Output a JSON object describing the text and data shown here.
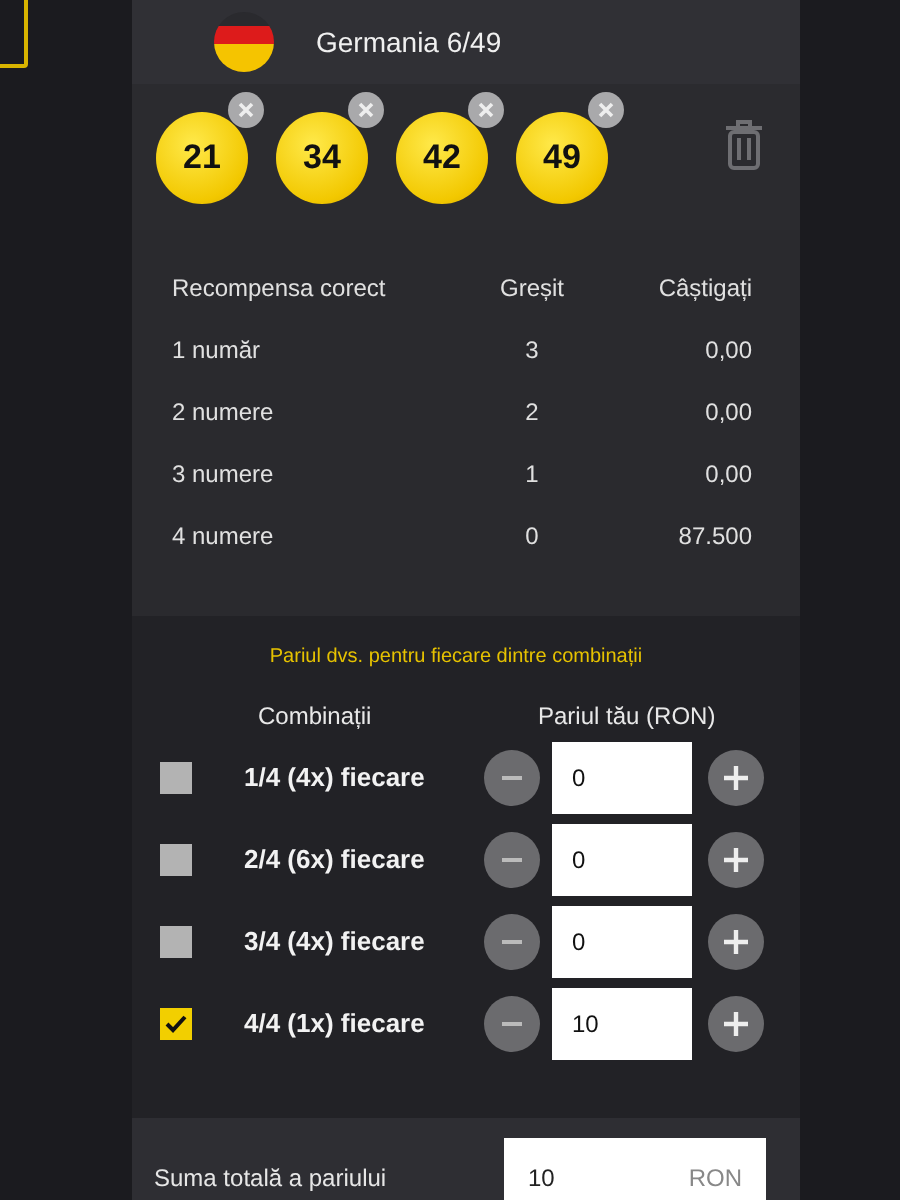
{
  "header": {
    "title": "Germania 6/49"
  },
  "balls": [
    {
      "number": "21"
    },
    {
      "number": "34"
    },
    {
      "number": "42"
    },
    {
      "number": "49"
    }
  ],
  "prize_table": {
    "columns": [
      "Recompensa corect",
      "Greșit",
      "Câștigați"
    ],
    "rows": [
      {
        "matched": "1 număr",
        "wrong": "3",
        "winnings": "0,00"
      },
      {
        "matched": "2 numere",
        "wrong": "2",
        "winnings": "0,00"
      },
      {
        "matched": "3 numere",
        "wrong": "1",
        "winnings": "0,00"
      },
      {
        "matched": "4 numere",
        "wrong": "0",
        "winnings": "87.500"
      }
    ]
  },
  "combinations": {
    "note": "Pariul dvs. pentru fiecare dintre combinații",
    "columns": [
      "Combinații",
      "Pariul tău (RON)"
    ],
    "rows": [
      {
        "label": "1/4 (4x) fiecare",
        "checked": false,
        "stake": "0"
      },
      {
        "label": "2/4 (6x) fiecare",
        "checked": false,
        "stake": "0"
      },
      {
        "label": "3/4 (4x) fiecare",
        "checked": false,
        "stake": "0"
      },
      {
        "label": "4/4 (1x) fiecare",
        "checked": true,
        "stake": "10"
      }
    ]
  },
  "total": {
    "label": "Suma totală a pariului",
    "value": "10",
    "currency": "RON"
  }
}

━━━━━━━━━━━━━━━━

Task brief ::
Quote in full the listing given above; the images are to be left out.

Exercise output ::
Output a JSON object describing the text and data shown here.
{
  "header": {
    "title": "Germania 6/49"
  },
  "balls": [
    {
      "number": "21"
    },
    {
      "number": "34"
    },
    {
      "number": "42"
    },
    {
      "number": "49"
    }
  ],
  "prize_table": {
    "columns": [
      "Recompensa corect",
      "Greșit",
      "Câștigați"
    ],
    "rows": [
      {
        "matched": "1 număr",
        "wrong": "3",
        "winnings": "0,00"
      },
      {
        "matched": "2 numere",
        "wrong": "2",
        "winnings": "0,00"
      },
      {
        "matched": "3 numere",
        "wrong": "1",
        "winnings": "0,00"
      },
      {
        "matched": "4 numere",
        "wrong": "0",
        "winnings": "87.500"
      }
    ]
  },
  "combinations": {
    "note": "Pariul dvs. pentru fiecare dintre combinații",
    "columns": [
      "Combinații",
      "Pariul tău (RON)"
    ],
    "rows": [
      {
        "label": "1/4 (4x) fiecare",
        "checked": false,
        "stake": "0"
      },
      {
        "label": "2/4 (6x) fiecare",
        "checked": false,
        "stake": "0"
      },
      {
        "label": "3/4 (4x) fiecare",
        "checked": false,
        "stake": "0"
      },
      {
        "label": "4/4 (1x) fiecare",
        "checked": true,
        "stake": "10"
      }
    ]
  },
  "total": {
    "label": "Suma totală a pariului",
    "value": "10",
    "currency": "RON"
  }
}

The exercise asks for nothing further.